Jim Newell, seen in this 1944 when he was in the Royal Marines, was injured three times during the war. (JIm Newell )

"He helped put American troops on the landing barges out of Portsmouth," Rumball says. "So he had an indirect role in D-Day."

Rumball says over the years, Newell spoke about his service, that he was wounded three times throughout the war. The last time, in March of 1945, Newell was almost killed and his best friend Scouse was killed when their company was surprised during an attack in Germany. 

"Jim's company put in an attack across an open field against a farmhouse... It turned out the German paratroopers held the farmhouse. The company was decimated," Rumball says.

David Rumball's personal hero

7 years ago
Duration 2:12
Featured VideoRetired Captain David Rumball's Remembrance Day will not be the same this year. He usually brings Second World Veteran Jim Newell to the national service, but Newell passed away late last year. Rumball tells us why Newell was his personal hero.

During the moment of silence at Remembrance Day services, Newell always thought about that day at the farmhouse and questioned why he survived and the rest of his comrades didn't, Rumball says. 

"He never found the answer. I don't think anyone could."

Like so many World War II veterans, Jim Newell will be greatly missed at this year's service. 

Newell said he would have loved to been able to attend another ceremony.

"I'd love for him to be here, but it's the way of things," says Rumball, fighting back tears.

Remembrance Day on CBC

CBC News is bringing you special coverage of the Remembrance Day ceremony on Friday held at the National War Memorial in Ottawa.

You can watch our special, hosted by Peter Mansbridge, starting at 10 a.m. ET on CBC News Network and live on CBCNews.ca.

Listen to our CBC News Remembrance Day special hosted by Susan Bonner on CBC Radio One.


  • This clarifies an earlier version to note that poppies are distributed freely by the Royal Canadian Legion, which accepts donations to the Poppy Fund to support serving and retired veterans and their families.
    Nov 14, 2016 10:44 AM ET


Hannah Thibedeau

Parliament Hill

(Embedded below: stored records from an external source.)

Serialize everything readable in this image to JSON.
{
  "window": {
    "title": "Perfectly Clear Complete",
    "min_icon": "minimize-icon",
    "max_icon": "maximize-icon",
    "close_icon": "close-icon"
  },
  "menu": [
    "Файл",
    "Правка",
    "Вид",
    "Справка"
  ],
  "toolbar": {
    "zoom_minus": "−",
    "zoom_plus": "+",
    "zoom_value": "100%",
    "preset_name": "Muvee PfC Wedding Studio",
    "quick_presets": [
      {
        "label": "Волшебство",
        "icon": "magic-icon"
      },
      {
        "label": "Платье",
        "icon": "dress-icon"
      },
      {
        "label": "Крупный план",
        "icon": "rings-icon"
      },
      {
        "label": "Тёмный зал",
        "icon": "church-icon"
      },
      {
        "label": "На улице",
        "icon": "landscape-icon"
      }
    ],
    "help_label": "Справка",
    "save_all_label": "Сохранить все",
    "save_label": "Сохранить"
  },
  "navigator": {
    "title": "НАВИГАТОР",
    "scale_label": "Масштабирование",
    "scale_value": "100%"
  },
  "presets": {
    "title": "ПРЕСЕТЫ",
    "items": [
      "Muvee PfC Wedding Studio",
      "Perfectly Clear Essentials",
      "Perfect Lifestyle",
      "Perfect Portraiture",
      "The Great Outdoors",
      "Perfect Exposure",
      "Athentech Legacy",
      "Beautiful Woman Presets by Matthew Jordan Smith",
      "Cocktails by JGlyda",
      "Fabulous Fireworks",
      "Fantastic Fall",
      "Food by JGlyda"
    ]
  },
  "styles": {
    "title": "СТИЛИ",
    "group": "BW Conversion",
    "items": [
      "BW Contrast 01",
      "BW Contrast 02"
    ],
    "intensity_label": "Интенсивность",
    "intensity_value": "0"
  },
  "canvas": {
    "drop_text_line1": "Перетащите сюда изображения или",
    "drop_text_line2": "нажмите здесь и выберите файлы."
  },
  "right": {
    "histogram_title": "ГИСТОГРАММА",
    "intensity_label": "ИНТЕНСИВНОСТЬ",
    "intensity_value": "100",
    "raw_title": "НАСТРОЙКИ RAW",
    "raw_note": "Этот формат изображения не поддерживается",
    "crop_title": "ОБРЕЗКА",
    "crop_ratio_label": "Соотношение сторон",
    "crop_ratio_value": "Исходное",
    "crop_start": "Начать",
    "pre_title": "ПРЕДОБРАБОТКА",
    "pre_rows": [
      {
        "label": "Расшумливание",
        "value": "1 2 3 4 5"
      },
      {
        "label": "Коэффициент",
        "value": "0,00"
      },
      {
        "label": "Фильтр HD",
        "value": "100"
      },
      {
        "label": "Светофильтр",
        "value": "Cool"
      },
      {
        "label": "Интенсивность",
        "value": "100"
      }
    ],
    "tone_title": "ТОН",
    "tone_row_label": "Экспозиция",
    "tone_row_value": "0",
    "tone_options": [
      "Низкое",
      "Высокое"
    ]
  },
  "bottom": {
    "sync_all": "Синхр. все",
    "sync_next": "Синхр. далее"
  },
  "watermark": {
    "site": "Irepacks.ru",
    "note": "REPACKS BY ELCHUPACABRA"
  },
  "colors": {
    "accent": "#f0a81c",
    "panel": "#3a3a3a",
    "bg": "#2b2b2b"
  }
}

Hannah Thibedeau is a veteran political reporter having covered the Hill for more than 15 years, both behind the scenes and in front of the camera. She covers politics for CBC TV, CBC Radio and CBC Politics online.